Military Vibe

“You realize the strength of your mind…just by convincing yourself of how strong you are.”

Edited by Thu Nguyen.

Transcript for Military Vibe

When I was in high school, there was a group of recruiters that came to school and there was one from every branch and I just remember the soldier that was there that day in my class, I just that I didn’t see everyone else. I just saw this person and I said, “I want to be that person,” and that’s what I focused on. And I just felt like…this vibe from them. They were proud of themself. They were, you know, able to provide for themself. And I always, like–in foster care, they teach you: you’re going to come out of foster care in one of two ways…you’re gonna be a success or you’re gonna be a failure. And, being a failure was never something that resonated with me at all. And so I only focused on “What can I do to be a success?” And when the recruiter conveyed the messages to me that they did, I said, “Wait a minute, this is something that I can do, I know. I’m young, I can do these wonderful things.

Everything the military stands for, I want to absorb and I want to learn how to do. I’ve always been interested in doing things that either is normally something that a women is not supposed to do in our society or that, you know, is hard. And I think that, just because you’re a woman, you can do hard things. It was interesting. I met a lot of amazing people, and I just remember always feeling like “this is so easy, I can do this.” But that’s what made me feel fortunate to have grown up in the foster care. When I got there, it was a breeze for me. There were already so many rules and regulations that I had to conform to, it was nothing for me to just effortlessly acclimate to that environment.

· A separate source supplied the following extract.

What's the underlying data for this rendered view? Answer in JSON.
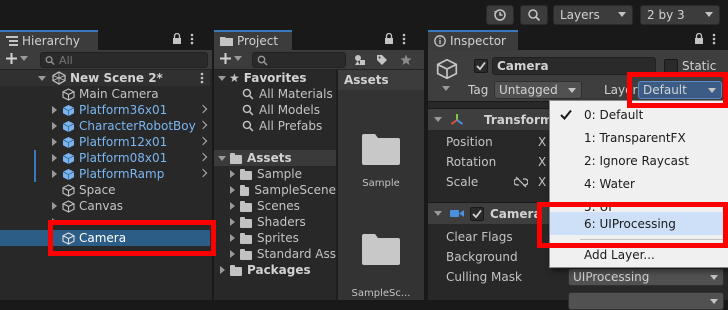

I learned how to shoot, move, and communicate, that’s what the military teaches you, or the Army, anyway. I was not great at running. I still tried. I did pretty well; my PT scores were pretty good…then. So it was a lot of fun.

The service is very hard on your body, at least it is for the Army perspective. It may not be so much so in other portions of the military, but you realize the strength of your mind and what you’re able to do just by convincing yourself of how strong you are but you are still a human being. You break bones, you hurt yourself, you…and I know a lot of my fellow service members would have loved to do 20 years too, or longer, but their body physically could not take it. And so I have a lot of friends who have broken hips or have all kinds of hardware in their joints and you can as much as you want to continue on in the soldier capacity physically, you may only be able to do that mentally ’cause your body can only go on so long. You come to a point where you say, “Okay, I need to kind of let my body rest.”

Hold a Conversation

Can you imagine leading a conversation about this story? Where? With whom? What kinds of questions would you pose? (See How to use the questions for reflection for one approach.) Please email your questions to us or post them in the comment box for our consideration. If you use them in an actual discussion, let us know how the conversation went.